Metraform's Coed Prison Sluts is an assertively weird weekend late-night show at Belmont and Wilton. Set in the common room of a correctional facility, where psychopaths of both sexes hang out, fall in love, and undergo therapy at the hands of Dr. Bello--who turns out to be a little coed-ish himself--Sluts never manages to outdo the punks, pros, and panhandlers of Belmont Avenue. But it's got better music, and you can generally tell where the jokes are.
Conscientiously, energetically dumb jokes. The coeds include a potty-mouthed classical actress, a white-trash satyr, an apple-cheeked teen named Skeeter, and a hamster-loving soldier of fortune. The plot involves a homicidal clown, and Fluffy the dog does tricks.
There's a big production number with tap dancing, and lyrics that go, "Hey! We're in prison! It's not a walk in the park!" Also, a cheery little ditty that runs, "Shit. Motherfucker. Fuck you, you cunt or a dick. Blow job. (A-dum dum.) Suck my dick."

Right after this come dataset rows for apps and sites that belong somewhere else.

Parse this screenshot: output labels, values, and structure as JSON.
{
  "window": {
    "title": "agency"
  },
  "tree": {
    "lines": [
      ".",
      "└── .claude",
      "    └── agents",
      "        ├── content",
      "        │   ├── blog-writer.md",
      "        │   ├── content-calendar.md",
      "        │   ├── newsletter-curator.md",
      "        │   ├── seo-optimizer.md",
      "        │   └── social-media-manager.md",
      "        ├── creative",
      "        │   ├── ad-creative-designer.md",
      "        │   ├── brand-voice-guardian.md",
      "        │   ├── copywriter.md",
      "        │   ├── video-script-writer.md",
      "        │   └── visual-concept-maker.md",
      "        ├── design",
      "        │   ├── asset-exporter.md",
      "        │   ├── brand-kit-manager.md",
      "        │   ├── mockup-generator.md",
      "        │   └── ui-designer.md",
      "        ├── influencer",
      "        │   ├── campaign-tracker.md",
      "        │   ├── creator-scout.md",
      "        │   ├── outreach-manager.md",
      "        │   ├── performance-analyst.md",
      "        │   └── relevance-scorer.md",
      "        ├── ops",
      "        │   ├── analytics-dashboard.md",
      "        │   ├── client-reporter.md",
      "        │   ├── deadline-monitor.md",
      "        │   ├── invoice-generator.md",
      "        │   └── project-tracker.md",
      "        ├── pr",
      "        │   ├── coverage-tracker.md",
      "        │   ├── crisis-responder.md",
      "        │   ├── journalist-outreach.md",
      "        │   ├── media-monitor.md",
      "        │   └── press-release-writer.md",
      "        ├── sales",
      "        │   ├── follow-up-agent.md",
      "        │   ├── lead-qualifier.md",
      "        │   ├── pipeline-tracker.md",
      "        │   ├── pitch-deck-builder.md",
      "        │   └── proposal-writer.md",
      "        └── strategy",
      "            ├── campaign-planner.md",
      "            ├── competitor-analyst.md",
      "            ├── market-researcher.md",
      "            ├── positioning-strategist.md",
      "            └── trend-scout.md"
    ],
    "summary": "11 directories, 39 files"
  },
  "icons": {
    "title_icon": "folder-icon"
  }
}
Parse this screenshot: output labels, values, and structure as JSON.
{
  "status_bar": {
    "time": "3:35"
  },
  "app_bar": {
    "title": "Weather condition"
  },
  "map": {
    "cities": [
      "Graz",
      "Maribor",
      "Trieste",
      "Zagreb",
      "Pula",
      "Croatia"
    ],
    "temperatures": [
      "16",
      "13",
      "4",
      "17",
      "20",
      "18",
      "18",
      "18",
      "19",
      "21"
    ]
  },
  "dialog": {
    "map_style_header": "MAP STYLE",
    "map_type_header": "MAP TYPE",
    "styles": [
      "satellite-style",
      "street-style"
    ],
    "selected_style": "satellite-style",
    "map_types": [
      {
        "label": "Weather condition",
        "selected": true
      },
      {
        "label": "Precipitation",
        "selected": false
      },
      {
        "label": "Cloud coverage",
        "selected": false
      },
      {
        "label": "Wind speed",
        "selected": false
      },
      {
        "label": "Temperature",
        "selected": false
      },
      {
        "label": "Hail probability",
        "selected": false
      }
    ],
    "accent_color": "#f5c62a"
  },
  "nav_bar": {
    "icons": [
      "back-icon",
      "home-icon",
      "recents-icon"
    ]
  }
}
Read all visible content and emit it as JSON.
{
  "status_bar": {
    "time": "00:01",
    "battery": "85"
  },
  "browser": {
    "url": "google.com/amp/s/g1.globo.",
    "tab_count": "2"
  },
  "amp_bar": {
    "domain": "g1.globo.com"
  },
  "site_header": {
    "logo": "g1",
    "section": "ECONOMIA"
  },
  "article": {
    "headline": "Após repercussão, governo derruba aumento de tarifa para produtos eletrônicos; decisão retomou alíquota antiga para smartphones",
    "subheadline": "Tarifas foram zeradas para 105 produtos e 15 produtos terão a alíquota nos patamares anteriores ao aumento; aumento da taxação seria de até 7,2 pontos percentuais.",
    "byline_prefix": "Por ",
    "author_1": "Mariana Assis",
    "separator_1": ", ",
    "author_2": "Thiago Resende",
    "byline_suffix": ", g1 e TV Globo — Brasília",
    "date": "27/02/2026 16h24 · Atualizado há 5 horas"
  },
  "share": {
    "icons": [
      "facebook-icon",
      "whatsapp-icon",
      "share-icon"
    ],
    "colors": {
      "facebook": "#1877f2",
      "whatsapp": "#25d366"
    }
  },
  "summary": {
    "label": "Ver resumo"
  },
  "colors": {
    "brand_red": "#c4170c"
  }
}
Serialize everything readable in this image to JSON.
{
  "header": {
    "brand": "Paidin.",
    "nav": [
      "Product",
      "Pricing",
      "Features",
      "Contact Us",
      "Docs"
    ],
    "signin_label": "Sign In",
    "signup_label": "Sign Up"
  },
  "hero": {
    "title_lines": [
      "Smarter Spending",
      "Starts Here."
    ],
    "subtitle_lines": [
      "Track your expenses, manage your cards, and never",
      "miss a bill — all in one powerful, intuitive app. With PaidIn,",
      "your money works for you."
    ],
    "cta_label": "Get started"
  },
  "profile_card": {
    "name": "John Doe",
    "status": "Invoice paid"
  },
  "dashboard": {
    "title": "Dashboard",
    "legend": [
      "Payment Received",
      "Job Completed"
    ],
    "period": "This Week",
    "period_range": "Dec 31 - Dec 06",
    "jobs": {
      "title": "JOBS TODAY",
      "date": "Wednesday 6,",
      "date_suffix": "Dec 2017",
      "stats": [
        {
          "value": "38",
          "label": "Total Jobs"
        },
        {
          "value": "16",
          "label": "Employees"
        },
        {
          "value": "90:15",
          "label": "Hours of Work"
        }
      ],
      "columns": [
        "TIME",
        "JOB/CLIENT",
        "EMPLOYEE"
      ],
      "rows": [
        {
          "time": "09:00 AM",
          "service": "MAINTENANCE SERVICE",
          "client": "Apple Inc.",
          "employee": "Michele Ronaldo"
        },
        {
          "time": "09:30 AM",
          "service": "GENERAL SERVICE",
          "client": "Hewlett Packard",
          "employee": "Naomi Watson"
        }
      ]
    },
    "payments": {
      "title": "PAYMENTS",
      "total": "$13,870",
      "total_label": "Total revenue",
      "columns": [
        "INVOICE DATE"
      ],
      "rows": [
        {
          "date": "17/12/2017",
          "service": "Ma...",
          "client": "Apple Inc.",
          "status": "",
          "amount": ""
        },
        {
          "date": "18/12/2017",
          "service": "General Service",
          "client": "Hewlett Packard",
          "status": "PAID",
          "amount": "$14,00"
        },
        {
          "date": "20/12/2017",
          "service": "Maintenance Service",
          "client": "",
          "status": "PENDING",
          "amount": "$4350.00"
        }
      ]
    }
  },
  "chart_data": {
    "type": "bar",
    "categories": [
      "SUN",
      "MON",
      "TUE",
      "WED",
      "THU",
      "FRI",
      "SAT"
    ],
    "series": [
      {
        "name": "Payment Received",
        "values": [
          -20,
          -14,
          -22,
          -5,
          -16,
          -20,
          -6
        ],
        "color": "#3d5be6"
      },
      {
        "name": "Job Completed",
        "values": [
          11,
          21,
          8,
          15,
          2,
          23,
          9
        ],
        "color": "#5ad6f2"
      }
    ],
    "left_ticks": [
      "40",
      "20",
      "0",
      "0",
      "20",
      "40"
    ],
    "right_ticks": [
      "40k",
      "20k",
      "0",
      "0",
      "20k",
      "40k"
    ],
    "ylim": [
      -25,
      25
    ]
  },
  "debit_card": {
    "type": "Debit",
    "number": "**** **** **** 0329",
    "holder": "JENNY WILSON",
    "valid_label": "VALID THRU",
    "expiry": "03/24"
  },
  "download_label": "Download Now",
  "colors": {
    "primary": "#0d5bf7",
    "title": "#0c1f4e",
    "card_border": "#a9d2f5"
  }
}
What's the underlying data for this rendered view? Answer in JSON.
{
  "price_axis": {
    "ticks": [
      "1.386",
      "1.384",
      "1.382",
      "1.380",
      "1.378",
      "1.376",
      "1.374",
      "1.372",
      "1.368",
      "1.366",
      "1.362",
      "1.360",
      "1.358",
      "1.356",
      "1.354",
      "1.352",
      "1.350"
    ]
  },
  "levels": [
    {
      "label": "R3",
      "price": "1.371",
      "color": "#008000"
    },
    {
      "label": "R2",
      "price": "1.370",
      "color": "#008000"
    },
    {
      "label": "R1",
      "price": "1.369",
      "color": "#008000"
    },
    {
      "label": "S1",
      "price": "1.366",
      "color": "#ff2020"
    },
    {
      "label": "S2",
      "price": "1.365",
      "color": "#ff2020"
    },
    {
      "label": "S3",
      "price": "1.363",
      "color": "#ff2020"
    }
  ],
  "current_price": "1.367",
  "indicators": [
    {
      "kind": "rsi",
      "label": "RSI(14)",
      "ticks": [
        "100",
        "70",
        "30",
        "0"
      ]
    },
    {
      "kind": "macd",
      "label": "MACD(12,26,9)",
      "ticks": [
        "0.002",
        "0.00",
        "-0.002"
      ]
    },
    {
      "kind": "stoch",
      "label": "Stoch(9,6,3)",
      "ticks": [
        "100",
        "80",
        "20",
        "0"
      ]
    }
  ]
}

Still, my favorite moments are the quiet ones, like when Henry, the tell-me-about-the-rabbits-George deviate, croons his balladic confession, "I did a thing. It broke a law." And Alice, the ingenue with the bad self-image, answers, "I've been bad and I'm from hell."
So, in its modest way, is Coed Prison Sluts.
Art accompanying story in printed newspaper (not available in this archive): photo/Jennifer Girard.